Some neighbors and the local sheriff (Jeremy Sisto) aren’t forgetting it, either, especially since Frank spent some time in prison for robbery. When jewelry goes missing from a snobby neighbor’s house, Frank is suspect number one.
And rightfully so. Frank’s robot is a willing and able partner in crime for Frank, and when they start to plan robberies, the robot sees it as an excellent therapeutic opportunity for Frank, as it involves both mental tasks, and physical ones!
Robot (he never does get a name) and Frank’s crime spree is the movie’s highlight. At first I thought Frank Langella might be too erudite an actor for such an aging wise guy role, but he proves to be very good at playing a tough guy working hard at hiding his vulnerabilities.

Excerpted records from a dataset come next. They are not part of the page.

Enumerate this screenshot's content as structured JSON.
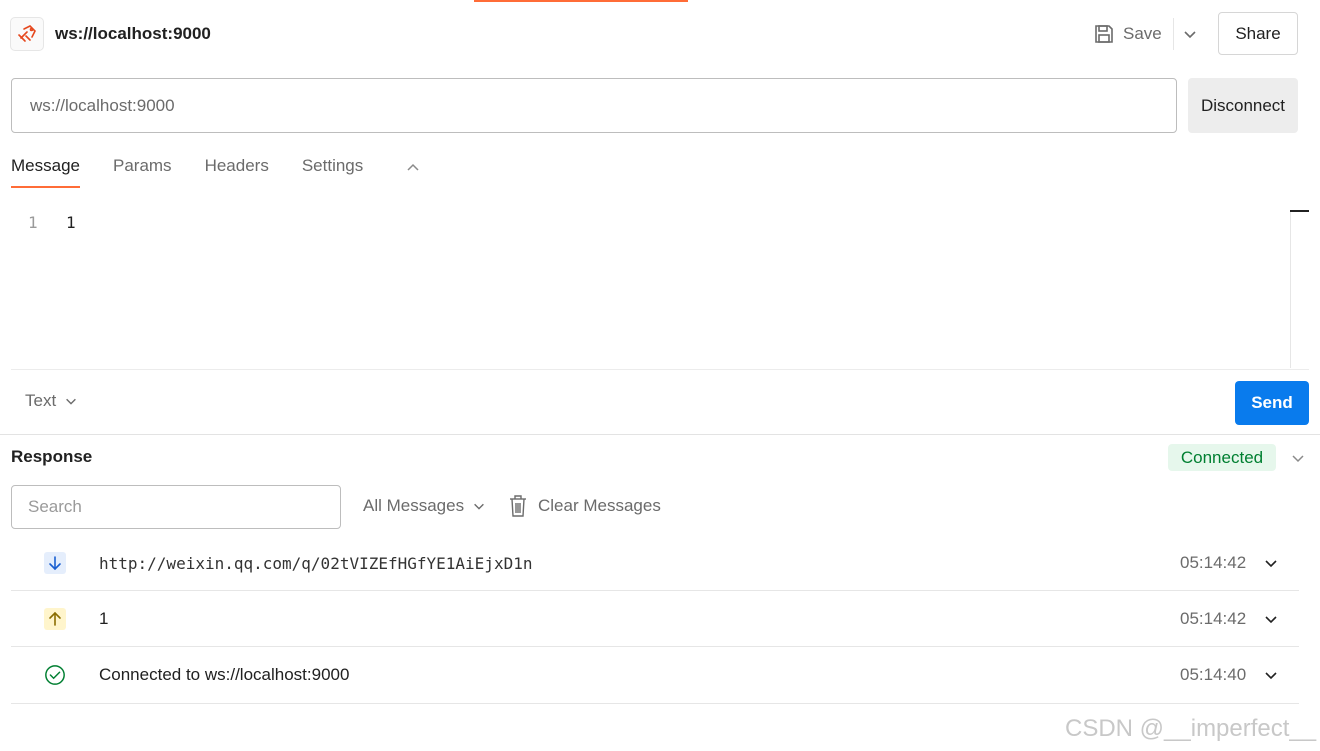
{
  "header": {
    "title": "ws://localhost:9000",
    "save_label": "Save",
    "share_label": "Share"
  },
  "url_bar": {
    "value": "ws://localhost:9000",
    "disconnect_label": "Disconnect"
  },
  "tabs": [
    {
      "label": "Message",
      "active": true
    },
    {
      "label": "Params",
      "active": false
    },
    {
      "label": "Headers",
      "active": false
    },
    {
      "label": "Settings",
      "active": false
    }
  ],
  "editor": {
    "line_number": "1",
    "content": "1",
    "type_label": "Text",
    "send_label": "Send"
  },
  "response": {
    "title": "Response",
    "status": "Connected",
    "search_placeholder": "Search",
    "filter_label": "All Messages",
    "clear_label": "Clear Messages",
    "messages": [
      {
        "direction": "incoming",
        "icon": "arrow-down-icon",
        "text": "http://weixin.qq.com/q/02tVIZEfHGfYE1AiEjxD1n",
        "time": "05:14:42"
      },
      {
        "direction": "outgoing",
        "icon": "arrow-up-icon",
        "text": "1",
        "time": "05:14:42"
      },
      {
        "direction": "connected",
        "icon": "check-circle-icon",
        "text": "Connected to ws://localhost:9000",
        "time": "05:14:40"
      }
    ]
  },
  "colors": {
    "accent": "#ff6c37",
    "primary": "#097bed",
    "success_bg": "#e6f7ec",
    "success_text": "#007f31"
  },
  "watermark": "CSDN @__imperfect__"
}
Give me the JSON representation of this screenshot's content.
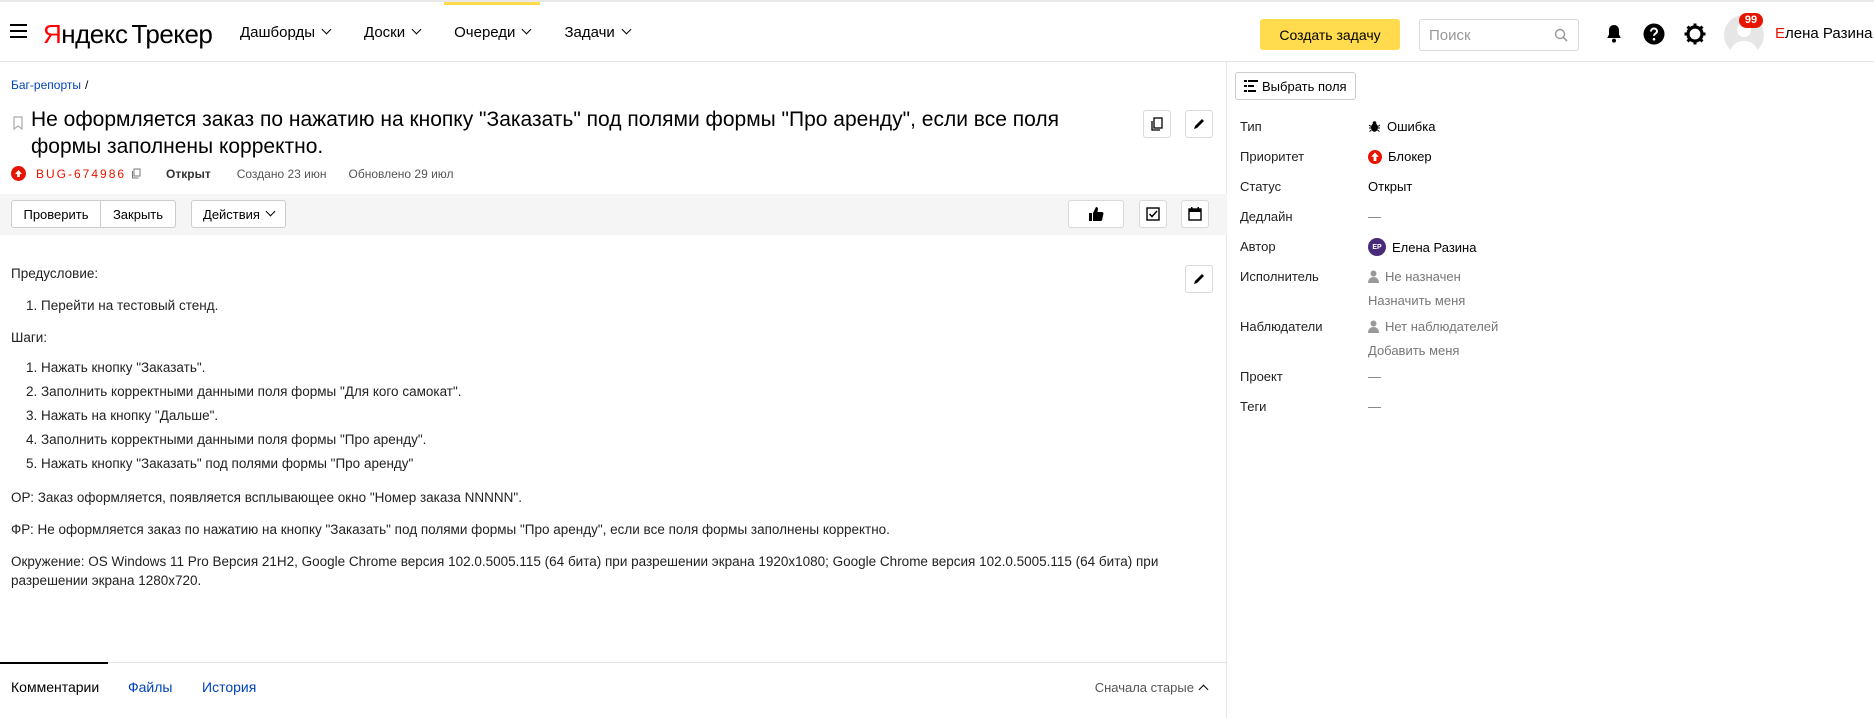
{
  "header": {
    "logo_brand_first": "Я",
    "logo_brand_rest": "ндекс",
    "logo_product": "Трекер",
    "nav": [
      {
        "label": "Дашборды"
      },
      {
        "label": "Доски"
      },
      {
        "label": "Очереди"
      },
      {
        "label": "Задачи"
      }
    ],
    "active_nav": "Очереди",
    "create_button": "Создать задачу",
    "search_placeholder": "Поиск",
    "notifications_count": "99",
    "user_first_letter": "Е",
    "user_rest": "лена Разина",
    "accent_color": "#ffdb4d",
    "brand_red": "#e61400"
  },
  "issue": {
    "breadcrumb_queue": "Баг-репорты",
    "breadcrumb_sep": "/",
    "title": "Не оформляется заказ по нажатию на кнопку \"Заказать\" под полями формы \"Про аренду\", если все поля формы заполнены корректно.",
    "key": "BUG-674986",
    "status": "Открыт",
    "created": "Создано 23 июн",
    "updated": "Обновлено 29 июл"
  },
  "toolbar": {
    "check_button": "Проверить",
    "close_button": "Закрыть",
    "actions_button": "Действия"
  },
  "description": {
    "precondition_title": "Предусловие:",
    "precondition_items": [
      "1. Перейти на тестовый стенд."
    ],
    "steps_title": "Шаги:",
    "steps": [
      "1. Нажать кнопку \"Заказать\".",
      "2. Заполнить корректными данными поля формы \"Для кого самокат\".",
      "3. Нажать на кнопку \"Дальше\".",
      "4. Заполнить корректными данными поля формы \"Про аренду\".",
      "5. Нажать кнопку \"Заказать\" под полями формы \"Про аренду\""
    ],
    "expected": "ОР: Заказ оформляется, появляется всплывающее окно \"Номер заказа NNNNN\".",
    "actual": "ФР: Не оформляется заказ по нажатию на кнопку \"Заказать\" под полями формы \"Про аренду\", если все поля формы заполнены корректно.",
    "environment": "Окружение: OS Windows 11 Pro Версия 21H2, Google Chrome версия 102.0.5005.115 (64 бита) при разрешении экрана 1920x1080; Google Chrome версия 102.0.5005.115 (64 бита) при разрешении экрана 1280x720."
  },
  "tabs": {
    "comments": "Комментарии",
    "files": "Файлы",
    "history": "История",
    "sort": "Сначала старые"
  },
  "sidebar": {
    "choose_fields": "Выбрать поля",
    "fields": [
      {
        "label": "Тип",
        "value": "Ошибка"
      },
      {
        "label": "Приоритет",
        "value": "Блокер"
      },
      {
        "label": "Статус",
        "value": "Открыт"
      },
      {
        "label": "Дедлайн",
        "value": "—"
      },
      {
        "label": "Автор",
        "value": "Елена Разина",
        "initials": "ЕР"
      },
      {
        "label": "Исполнитель",
        "value": "Не назначен",
        "link": "Назначить меня"
      },
      {
        "label": "Наблюдатели",
        "value": "Нет наблюдателей",
        "link": "Добавить меня"
      },
      {
        "label": "Проект",
        "value": "—"
      },
      {
        "label": "Теги",
        "value": "—"
      }
    ]
  }
}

The robot looks like a slightly less constipated version of Asimo. He’s clearly played by a person in a robot suit (in this case a woman, Rachael Ma), and is voiced by Peter Sarsgaard. His robot voice will get comparisons to HAL in 2001, but to me, he sounded uncannily like Michael Emerson, so much so I just assumed throughout the whole movie that it actually was Emerson.
Robot and Frank is a small movie. It’s science fiction, but not flashy; aside from the robot, clear cell phones, and video projected phone calls, it could be now. The setting is contained in an almost claustrophobic way; Frank’s world has gotten smaller as his mind begins to fail him.
Memories, and the idea that we are our memories, is an obvious theme here. Frank is losing his, and his robot can have his “memory” erased with the touch of a button…
And this is an interesting, almost philosophical subject. But the movie falls short, and basically ends before it gets a chance to really explore it. It’s like screenwriter Christopher D. Ford confused subtlety with just plain not writing enough.
There’s are moments that are genuinely funny, and Langella is able to say lines like “he’s my friend” without making you want to roll your eyes; it’s certainly a very unique partners-in-crime movie. But ultimately, its smallness works against it, resulting in a movie that never gets a chance to take off, or be truly memorable.